**THE PROBLEM:** Could you please return each line of the data that has the word "Баллов"?

——

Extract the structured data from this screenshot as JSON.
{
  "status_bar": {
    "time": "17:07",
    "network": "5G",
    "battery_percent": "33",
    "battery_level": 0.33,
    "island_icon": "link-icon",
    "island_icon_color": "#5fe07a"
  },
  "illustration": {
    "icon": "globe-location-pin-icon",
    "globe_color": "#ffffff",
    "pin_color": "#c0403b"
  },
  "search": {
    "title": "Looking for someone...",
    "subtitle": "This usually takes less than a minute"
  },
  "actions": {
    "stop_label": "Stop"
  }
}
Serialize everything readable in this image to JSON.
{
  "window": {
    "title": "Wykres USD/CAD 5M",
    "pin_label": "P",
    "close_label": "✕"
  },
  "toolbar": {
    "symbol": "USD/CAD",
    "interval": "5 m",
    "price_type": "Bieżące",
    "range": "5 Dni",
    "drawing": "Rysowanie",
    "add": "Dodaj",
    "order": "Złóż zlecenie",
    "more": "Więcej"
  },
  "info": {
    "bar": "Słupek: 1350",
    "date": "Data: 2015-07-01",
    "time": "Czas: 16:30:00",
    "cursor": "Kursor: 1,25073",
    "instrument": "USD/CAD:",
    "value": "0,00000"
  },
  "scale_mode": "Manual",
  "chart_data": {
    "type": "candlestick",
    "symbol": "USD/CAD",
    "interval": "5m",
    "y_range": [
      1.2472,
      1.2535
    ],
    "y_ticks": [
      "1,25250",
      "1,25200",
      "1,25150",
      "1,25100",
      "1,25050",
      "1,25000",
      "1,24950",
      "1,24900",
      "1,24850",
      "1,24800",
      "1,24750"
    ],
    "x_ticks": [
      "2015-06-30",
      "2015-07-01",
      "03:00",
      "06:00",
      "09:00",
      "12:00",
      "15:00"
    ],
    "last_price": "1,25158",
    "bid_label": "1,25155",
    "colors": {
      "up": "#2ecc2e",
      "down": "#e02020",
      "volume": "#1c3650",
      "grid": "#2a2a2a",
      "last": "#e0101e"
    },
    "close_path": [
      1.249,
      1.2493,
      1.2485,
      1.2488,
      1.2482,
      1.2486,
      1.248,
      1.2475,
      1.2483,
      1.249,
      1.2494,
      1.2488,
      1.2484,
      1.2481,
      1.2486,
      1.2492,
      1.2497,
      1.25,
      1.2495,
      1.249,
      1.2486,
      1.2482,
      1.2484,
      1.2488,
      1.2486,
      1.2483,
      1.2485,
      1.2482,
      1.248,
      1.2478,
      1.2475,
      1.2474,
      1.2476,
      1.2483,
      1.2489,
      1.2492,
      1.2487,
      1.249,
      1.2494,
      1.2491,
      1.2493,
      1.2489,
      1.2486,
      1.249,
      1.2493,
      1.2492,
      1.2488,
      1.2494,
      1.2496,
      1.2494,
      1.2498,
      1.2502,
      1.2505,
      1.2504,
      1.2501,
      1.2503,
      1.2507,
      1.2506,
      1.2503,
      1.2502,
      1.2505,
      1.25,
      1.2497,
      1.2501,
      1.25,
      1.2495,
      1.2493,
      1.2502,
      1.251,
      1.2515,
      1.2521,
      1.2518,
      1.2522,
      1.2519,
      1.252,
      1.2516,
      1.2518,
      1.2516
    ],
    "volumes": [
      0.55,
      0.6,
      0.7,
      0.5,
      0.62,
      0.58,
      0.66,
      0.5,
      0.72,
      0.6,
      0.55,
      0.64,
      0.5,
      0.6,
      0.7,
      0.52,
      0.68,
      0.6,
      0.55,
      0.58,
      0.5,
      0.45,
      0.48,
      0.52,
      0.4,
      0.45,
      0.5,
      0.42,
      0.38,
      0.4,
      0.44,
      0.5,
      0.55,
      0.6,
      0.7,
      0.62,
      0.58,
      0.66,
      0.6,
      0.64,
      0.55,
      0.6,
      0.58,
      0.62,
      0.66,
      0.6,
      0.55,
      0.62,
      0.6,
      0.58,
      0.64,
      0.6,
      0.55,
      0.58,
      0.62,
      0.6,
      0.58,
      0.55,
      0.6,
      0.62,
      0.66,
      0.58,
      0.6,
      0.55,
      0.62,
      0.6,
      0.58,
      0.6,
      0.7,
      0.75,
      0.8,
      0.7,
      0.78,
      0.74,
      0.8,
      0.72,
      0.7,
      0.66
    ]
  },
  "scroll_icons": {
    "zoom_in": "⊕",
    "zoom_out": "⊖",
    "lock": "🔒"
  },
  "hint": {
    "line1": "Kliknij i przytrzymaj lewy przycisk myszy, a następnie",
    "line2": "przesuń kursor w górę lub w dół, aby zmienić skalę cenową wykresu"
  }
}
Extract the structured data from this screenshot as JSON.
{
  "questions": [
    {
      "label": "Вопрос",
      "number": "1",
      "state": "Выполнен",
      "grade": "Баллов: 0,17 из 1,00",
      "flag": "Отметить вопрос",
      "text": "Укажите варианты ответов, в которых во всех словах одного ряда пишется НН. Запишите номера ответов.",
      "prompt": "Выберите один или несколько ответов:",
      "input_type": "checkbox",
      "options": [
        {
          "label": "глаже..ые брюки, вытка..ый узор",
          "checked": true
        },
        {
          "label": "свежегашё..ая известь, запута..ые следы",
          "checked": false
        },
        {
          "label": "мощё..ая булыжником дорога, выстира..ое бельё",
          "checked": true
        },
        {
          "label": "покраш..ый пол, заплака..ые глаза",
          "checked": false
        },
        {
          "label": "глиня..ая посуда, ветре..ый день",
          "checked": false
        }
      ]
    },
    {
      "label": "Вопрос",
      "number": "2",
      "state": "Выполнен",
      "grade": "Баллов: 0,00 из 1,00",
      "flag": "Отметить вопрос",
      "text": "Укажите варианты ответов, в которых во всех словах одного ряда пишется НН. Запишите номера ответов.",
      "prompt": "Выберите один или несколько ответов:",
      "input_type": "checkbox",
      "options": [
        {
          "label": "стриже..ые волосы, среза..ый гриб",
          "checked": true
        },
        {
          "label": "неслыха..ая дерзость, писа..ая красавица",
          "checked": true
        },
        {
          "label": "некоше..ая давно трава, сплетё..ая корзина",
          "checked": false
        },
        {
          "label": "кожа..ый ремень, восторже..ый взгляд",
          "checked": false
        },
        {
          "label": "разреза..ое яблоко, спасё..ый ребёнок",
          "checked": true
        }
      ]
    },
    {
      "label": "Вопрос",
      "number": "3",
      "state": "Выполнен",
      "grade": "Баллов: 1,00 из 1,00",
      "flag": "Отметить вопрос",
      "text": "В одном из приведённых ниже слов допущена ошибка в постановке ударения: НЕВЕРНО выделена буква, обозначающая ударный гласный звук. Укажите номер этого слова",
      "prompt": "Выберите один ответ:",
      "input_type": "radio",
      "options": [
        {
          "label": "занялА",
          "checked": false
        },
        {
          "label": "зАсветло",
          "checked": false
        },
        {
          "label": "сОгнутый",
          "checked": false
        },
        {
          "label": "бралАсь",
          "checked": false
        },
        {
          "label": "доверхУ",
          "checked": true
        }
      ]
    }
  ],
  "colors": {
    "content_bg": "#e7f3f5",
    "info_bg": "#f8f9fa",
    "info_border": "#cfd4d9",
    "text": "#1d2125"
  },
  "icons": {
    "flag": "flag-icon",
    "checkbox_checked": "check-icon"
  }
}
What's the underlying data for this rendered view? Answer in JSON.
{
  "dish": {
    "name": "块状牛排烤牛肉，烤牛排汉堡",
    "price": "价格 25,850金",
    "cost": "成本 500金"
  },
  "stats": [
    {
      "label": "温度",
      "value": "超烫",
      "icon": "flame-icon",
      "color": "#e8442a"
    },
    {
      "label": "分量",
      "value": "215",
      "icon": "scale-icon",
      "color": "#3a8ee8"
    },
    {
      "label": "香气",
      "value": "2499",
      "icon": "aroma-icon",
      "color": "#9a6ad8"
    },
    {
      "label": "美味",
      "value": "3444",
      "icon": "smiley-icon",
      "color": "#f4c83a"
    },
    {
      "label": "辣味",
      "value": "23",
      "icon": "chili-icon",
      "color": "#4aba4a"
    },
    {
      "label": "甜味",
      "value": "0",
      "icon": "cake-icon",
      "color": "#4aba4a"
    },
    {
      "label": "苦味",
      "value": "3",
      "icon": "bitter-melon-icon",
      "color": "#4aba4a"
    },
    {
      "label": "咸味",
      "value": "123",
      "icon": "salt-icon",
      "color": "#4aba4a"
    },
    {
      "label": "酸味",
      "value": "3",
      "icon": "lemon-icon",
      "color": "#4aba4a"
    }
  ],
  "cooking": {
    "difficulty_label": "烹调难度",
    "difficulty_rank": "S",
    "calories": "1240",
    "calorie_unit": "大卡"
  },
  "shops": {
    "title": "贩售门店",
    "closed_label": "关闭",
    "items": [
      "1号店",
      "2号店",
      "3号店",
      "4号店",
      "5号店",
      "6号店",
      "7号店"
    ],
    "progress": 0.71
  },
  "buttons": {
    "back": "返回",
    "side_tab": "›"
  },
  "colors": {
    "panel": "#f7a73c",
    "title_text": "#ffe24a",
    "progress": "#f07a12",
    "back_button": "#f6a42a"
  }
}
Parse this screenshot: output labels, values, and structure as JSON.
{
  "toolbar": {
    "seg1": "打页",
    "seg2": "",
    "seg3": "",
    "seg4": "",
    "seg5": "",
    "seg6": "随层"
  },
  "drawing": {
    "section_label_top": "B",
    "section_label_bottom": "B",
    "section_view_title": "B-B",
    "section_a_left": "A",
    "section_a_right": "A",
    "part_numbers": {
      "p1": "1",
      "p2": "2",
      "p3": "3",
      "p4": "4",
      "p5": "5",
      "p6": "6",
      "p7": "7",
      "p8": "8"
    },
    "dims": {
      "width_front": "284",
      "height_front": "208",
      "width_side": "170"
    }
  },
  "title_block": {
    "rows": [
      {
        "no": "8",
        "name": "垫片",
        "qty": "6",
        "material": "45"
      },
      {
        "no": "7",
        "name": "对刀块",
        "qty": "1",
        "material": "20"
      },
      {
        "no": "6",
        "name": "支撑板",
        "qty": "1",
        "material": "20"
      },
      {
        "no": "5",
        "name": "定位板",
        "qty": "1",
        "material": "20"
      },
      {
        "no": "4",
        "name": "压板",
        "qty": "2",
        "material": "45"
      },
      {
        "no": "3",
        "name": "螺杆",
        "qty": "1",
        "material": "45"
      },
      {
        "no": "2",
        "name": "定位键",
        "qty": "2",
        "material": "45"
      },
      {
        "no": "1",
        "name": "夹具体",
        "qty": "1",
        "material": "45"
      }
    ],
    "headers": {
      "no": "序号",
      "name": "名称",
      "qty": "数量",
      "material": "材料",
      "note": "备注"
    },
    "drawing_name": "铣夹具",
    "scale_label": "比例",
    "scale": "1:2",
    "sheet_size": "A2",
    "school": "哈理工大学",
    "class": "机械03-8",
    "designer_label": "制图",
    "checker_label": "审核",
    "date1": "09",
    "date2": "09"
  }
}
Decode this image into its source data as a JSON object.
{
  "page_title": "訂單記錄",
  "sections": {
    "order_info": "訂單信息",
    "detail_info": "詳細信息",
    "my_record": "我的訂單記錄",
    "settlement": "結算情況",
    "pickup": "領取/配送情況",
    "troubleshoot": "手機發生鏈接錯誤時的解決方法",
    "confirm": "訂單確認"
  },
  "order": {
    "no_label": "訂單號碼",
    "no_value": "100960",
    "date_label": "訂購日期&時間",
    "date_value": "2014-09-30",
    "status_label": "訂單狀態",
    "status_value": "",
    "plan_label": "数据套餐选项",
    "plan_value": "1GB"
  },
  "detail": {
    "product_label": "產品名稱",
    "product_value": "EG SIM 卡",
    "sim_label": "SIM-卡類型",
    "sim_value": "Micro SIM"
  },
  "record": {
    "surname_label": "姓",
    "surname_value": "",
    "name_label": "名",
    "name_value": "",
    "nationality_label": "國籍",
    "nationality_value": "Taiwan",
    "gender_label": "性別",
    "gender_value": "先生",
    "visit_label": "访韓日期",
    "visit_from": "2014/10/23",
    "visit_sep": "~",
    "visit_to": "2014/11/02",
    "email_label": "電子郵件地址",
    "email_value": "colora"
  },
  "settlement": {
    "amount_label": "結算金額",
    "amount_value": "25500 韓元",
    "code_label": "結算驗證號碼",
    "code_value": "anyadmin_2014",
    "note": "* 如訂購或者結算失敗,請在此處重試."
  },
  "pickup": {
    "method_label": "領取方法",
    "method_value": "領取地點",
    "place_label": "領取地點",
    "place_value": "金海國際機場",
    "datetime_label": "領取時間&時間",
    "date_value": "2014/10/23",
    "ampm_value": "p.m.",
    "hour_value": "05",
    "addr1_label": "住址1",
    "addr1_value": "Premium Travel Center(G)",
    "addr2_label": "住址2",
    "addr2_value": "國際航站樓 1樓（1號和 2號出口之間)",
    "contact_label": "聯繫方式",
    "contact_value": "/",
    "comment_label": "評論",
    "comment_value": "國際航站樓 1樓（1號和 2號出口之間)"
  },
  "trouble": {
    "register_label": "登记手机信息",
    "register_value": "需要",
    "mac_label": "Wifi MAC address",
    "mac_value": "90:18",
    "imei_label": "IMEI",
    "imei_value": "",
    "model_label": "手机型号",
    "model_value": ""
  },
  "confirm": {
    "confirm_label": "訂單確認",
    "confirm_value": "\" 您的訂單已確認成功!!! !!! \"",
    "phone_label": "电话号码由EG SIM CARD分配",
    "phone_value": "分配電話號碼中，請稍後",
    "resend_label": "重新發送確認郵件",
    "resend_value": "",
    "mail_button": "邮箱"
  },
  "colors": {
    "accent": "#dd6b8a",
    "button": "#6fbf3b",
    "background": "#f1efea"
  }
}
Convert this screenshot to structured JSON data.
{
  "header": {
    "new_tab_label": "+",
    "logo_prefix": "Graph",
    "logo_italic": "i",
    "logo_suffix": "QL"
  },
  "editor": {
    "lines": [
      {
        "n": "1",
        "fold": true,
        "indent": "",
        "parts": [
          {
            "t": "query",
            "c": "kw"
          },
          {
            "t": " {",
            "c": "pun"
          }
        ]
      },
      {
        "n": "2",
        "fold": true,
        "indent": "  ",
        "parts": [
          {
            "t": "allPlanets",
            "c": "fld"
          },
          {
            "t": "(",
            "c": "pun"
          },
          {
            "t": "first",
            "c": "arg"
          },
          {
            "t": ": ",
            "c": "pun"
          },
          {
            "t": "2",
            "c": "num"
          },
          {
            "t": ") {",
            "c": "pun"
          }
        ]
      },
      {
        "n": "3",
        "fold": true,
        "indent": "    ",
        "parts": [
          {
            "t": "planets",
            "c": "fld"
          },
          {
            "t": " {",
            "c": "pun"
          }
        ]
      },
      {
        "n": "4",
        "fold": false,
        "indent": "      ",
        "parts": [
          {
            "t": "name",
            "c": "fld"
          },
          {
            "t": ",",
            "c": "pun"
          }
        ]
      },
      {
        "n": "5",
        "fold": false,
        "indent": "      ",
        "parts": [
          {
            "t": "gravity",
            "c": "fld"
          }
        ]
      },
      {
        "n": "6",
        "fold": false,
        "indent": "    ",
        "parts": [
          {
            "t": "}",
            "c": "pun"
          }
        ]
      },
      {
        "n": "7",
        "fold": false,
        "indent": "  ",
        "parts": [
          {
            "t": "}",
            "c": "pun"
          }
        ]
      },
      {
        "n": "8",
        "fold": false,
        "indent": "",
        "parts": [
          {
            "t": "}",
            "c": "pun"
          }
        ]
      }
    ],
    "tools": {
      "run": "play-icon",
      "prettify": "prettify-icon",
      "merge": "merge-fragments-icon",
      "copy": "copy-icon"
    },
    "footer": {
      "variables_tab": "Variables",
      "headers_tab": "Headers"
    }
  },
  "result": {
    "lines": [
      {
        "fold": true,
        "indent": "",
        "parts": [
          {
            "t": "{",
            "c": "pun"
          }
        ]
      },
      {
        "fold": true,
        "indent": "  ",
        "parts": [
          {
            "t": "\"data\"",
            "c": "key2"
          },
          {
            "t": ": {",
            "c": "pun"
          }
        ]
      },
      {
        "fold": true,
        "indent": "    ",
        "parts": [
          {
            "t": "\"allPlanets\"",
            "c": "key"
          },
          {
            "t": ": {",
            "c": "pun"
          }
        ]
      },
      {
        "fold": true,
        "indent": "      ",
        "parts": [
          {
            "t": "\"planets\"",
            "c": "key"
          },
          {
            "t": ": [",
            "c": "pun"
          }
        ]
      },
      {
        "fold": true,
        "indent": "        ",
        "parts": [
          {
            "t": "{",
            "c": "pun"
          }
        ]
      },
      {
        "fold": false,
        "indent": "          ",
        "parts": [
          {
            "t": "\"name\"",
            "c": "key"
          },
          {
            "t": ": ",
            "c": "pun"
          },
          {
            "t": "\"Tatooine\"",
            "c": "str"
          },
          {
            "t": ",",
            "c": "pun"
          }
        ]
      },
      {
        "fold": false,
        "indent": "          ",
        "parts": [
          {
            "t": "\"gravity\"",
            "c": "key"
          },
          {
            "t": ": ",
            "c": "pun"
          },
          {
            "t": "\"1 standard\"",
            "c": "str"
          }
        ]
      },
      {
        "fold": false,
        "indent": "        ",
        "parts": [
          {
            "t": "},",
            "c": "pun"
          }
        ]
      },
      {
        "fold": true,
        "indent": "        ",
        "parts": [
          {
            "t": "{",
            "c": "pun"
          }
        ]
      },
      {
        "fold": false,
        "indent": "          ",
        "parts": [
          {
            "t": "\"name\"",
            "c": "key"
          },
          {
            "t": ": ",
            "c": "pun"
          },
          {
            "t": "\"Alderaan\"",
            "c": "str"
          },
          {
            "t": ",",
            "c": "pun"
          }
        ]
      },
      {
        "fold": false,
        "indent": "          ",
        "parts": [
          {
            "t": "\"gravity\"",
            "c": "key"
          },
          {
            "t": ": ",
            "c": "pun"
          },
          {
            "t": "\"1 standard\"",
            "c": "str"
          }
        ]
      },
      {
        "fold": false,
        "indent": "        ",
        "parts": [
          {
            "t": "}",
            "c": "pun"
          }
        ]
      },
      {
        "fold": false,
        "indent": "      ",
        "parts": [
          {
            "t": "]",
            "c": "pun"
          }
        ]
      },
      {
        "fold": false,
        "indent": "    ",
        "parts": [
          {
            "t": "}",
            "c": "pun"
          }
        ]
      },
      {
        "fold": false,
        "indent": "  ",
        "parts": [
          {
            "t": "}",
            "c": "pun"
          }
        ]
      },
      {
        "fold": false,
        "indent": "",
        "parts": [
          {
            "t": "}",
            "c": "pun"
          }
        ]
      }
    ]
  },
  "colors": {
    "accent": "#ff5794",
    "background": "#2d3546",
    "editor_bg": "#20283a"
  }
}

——

**RESULT BELOW:**
      "grade": "Баллов: 0,17 из 1,00",
      "grade": "Баллов: 0,00 из 1,00",
      "grade": "Баллов: 1,00 из 1,00",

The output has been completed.